The pursuer’s proposition was that a purposive approach was the correct one; that “period of membership” could only be interpreted as including “active membership” and periods of deferred or pensioner membership had to be excluded. That gave recognition to the fact that in regulation 4 the definition of “B” in the formula permits that “B” can be a zero, whereas a literal interpretation rendered that an impossible scenario. The purposive approach also gave effect to the intentions of the primary legislation in respect of which the regulations were made, by only taking into account the period over which actual contributions were being made or benefits being accrued, during the marriage. The pursuer in this case had only been an active member in his pension for four months after he married; albeit his marriage lasted a further 25 years, the bulk of its value had clearly accrued during his employment prior to marriage. He was a pensioner member right up to the point he separated, but he had added no value to the pension. Sheriff Holligan, at Edinburgh Sheriff Court upheld the pursuer’s position that “period of membership” in regulation 4 should be interpreted as “active membership”, and therefore the value of the pension for divorce purposes was £10,002.

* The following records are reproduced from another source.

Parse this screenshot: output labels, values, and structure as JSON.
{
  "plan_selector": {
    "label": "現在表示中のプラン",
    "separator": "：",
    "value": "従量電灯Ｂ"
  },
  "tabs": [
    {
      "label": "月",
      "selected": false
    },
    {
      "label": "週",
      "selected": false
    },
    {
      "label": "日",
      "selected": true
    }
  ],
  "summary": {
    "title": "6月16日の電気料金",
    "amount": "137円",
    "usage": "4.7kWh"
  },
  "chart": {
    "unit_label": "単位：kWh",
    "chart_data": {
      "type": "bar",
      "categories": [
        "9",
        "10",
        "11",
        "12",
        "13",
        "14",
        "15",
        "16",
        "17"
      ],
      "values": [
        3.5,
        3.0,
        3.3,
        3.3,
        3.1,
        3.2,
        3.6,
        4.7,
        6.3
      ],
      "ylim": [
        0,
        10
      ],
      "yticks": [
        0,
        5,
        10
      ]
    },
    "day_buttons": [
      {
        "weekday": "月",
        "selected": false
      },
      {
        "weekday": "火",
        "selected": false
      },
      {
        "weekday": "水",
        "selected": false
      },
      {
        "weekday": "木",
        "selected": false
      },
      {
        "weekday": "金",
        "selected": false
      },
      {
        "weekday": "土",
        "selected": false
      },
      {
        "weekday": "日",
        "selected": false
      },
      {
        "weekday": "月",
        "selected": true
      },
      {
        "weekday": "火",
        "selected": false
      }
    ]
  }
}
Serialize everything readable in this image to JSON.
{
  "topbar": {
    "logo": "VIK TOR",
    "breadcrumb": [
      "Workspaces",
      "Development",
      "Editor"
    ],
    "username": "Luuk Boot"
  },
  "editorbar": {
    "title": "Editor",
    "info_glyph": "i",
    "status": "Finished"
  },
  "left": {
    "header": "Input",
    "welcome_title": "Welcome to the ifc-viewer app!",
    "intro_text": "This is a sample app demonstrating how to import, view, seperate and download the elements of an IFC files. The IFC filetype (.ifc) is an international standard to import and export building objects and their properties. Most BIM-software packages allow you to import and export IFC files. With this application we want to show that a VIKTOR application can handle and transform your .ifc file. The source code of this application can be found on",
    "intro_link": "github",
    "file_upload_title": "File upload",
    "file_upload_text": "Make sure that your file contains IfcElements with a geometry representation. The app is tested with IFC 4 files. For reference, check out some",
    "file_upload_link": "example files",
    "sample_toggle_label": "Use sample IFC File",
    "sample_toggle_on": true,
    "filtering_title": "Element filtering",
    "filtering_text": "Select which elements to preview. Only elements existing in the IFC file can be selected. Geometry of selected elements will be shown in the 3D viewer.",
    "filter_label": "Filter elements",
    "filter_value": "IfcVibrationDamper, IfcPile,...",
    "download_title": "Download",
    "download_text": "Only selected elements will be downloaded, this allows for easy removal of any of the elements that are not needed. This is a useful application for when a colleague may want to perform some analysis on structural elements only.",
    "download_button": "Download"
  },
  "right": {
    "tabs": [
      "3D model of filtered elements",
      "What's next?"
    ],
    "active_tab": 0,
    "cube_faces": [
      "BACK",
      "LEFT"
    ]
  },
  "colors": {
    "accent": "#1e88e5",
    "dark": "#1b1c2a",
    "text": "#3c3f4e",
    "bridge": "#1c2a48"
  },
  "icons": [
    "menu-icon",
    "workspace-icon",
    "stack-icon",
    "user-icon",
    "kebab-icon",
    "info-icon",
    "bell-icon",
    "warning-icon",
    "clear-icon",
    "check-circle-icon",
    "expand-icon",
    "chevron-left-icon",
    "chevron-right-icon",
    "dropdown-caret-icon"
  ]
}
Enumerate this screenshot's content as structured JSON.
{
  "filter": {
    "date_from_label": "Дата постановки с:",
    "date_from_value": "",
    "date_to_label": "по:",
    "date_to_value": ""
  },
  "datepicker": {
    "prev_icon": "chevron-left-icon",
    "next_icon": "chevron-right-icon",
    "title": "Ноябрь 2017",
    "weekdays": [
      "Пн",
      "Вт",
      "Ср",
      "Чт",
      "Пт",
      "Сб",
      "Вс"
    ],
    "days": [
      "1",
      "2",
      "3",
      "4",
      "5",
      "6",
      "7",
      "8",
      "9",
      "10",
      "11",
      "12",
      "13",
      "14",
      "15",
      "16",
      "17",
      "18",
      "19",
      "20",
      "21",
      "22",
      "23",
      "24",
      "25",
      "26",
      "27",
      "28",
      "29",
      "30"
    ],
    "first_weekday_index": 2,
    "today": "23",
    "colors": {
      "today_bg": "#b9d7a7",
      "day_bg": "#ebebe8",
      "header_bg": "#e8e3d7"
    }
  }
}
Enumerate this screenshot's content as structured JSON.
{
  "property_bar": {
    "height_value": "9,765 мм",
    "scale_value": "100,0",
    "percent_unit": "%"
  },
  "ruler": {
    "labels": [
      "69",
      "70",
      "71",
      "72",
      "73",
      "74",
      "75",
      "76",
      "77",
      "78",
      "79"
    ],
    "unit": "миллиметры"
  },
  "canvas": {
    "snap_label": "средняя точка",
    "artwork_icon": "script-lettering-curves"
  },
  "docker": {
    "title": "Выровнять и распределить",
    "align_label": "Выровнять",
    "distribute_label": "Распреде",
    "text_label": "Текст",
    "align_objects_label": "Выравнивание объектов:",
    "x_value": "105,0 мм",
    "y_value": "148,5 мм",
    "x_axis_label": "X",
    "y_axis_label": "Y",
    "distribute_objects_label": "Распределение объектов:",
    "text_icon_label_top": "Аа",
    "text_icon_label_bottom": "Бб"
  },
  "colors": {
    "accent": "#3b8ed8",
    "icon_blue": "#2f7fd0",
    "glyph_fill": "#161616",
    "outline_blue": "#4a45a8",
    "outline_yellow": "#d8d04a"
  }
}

Kirsty Malcolm said “Although this is a decision at sheriff court level it gives judicial confirmation of the approach to interpretation that has been held by many family law practitioners to be the correct one, for many years. Pensions are often very valuable assets to be accounted for on divorce, and this case will hopefully assist in ensuring that only that value which is properly attributable to the contributions or income of the pension holder during the marriage is taken into account.”